The man lifted his hipflask to his lips and drank, the potent alcohol barely burning his accustomed throat. The stream ran out and the man looked inside with the eye that had given him his nickname of 'Mad-Eye'. Empty.
Alastor Moody grunted in dissatisfaction and stood up, banging his way to a cupboard that was locked and barred. He raised his wand and disabled the wards before unlocking the muggle security. Out of the cupboard he took a dark honey-coloured bottle, half full. He stumped over to the table and put it down, casting a detection charm to make sure no one had interfered with it in the day since he had last used the bottle. Only after his multiple spells had come up clean did he step away. He was about to sit down when his magical eye rolled back in his head and he whirled over to the window. Ducking beneath the sill, he scanned for trespassers. A movement flashed across the yard and he shot a red spell at it. Nothing. Only a moon shadow. Merlin, he was losing it. Still, better mad than dead.
He sat down and tipped the bottle towards his hip flask. Just before the home-made alcohol started filling the hipflask, Alastor paused. What was he doing? He knew that alcohol slowed the senses, lowered the inhibitions. The more he drank, the better a target he was for any dark wizard wanting to attack him, and there were many.
He put the bottle back down and leant back, his eyes distant in some long past memory. His father had died because of alcohol; because he couldn't hold his drink enough to prevent his stomach being ripped out by a dark spell as he stood up from the bar table. Constant Vigilance: it doesn't matter where you are.
His brother had died in the explosion that had blown up half the Ministry in the first few years of the first war. Died sitting on the toilet. Moody chuckled, the sound harsh and discordant. It still amused him in a satirical way. His brother hadn't even been a combatant; he had been one of those pen-pushers in the department for magical transportation. Constant vigilance: it doesn't matter who you are.
Aye, he had seen many good people die. Most of them would have survived if they had remembered the rule Alastor had built his life around. There was nothing worse than winning a duel against a superior opponent and then, full of elation and zest for life, getting your brains blown out by some two-bit Death Eater who spotted an opportunity. Constant vigilance: it doesn't matter what you're doing.
He had seen the worst war had to offer. He had seen the women crying over their husbands, their children. He had seen newly-orphaned children crying out for their parents. He had seen fathers and husbands desperately trying to revive their loved ones. He had seen the shock and sickness on new recruits' faces as they killed for the first time and then the hardness that grew every battle. He had seen people volunteering for suicide missions, simply because they had nothing left to live for. Constant Vigilance: it doesn't matter how old you are.
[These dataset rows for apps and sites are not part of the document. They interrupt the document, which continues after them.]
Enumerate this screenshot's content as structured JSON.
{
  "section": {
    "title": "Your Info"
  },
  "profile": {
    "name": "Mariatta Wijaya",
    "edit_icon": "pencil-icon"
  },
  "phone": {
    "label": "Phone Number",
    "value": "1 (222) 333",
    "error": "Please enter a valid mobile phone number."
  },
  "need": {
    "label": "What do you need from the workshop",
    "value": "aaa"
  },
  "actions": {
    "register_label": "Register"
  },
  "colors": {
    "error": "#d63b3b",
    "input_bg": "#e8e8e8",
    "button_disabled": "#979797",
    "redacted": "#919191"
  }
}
Possibly the worst part of war was the way it affected everyone. Even those who thought themselves secure in their financial or literal castles were hit, not necessarily directly, but by wartime economy. Constant Vigilance: it doesn't matter what you believe.
And then there was the woman. The woman who died. The woman who took his heart with her. The woman who was carrying his child the day she died. That sweet, loving creature who had been killed in a random raid on a muggle supermarket that had nothing to do with Voldemort, the Ministry or even the Magical world. A muggle gun had sent a bullet tearing through an artery in her leg. A muggle gun shot by a robber who didn't care who he hurt. Alastor had arrived too late, had arrived in time to prevent her cold, dead body from being taken to the morgue. Constant Vigilance: it doesn't matter if you love.
Alastor 'Mad-Eye' Moody looked at the honey coloured alcohol that glimmered in the firelight. Oh, yeah. That was why he drank. The alcohol numbed the pain that never went away, stopped him from thinking, from reliving the past. Alastor swigged from the bottle, bypassing the hip flask completely. Better. The burn ripped a path down from mouth to stomach and settled heavily in his belly.
Moody picked up the heavy package that sat on the table beside him. He undid the string and unwrapped the waxy paper to reveal the balefully winking barrel of a hand gun. He lifted it out and pointed it to his head. His fingers trembled and lost their strength; he couldn't pull the trigger. Alastor squeezed his eyes shut and tried again. When it didn't work, he slammed it back down on the table. He had never managed to kill himself to join his sweet Elise.
He swigged another gulp of alcohol. Maybe he wasn't meant to die? He was a survivor. Maybe he needed to help the Wizarding world through this most recent war, be a veteran to support the newbies as they got over their hesitance at hurting other humans.
A piece of parchment rustled as he moved and he looked at the letter, recently received from Albus. Maybe he should take up that offer to re-join the Order of the Phoenix. Come out of retirement and the forced rest that his recent imprisonment had led to. But then, he was just so tired of being part of a war; it was why he had retired in the first place. Still, perhaps he could install in some of those naïve and innocent soldiers that life lesson that all should learn lest they be taken unawares, their lives cut short.
Constant Vigilance: the motto of the living.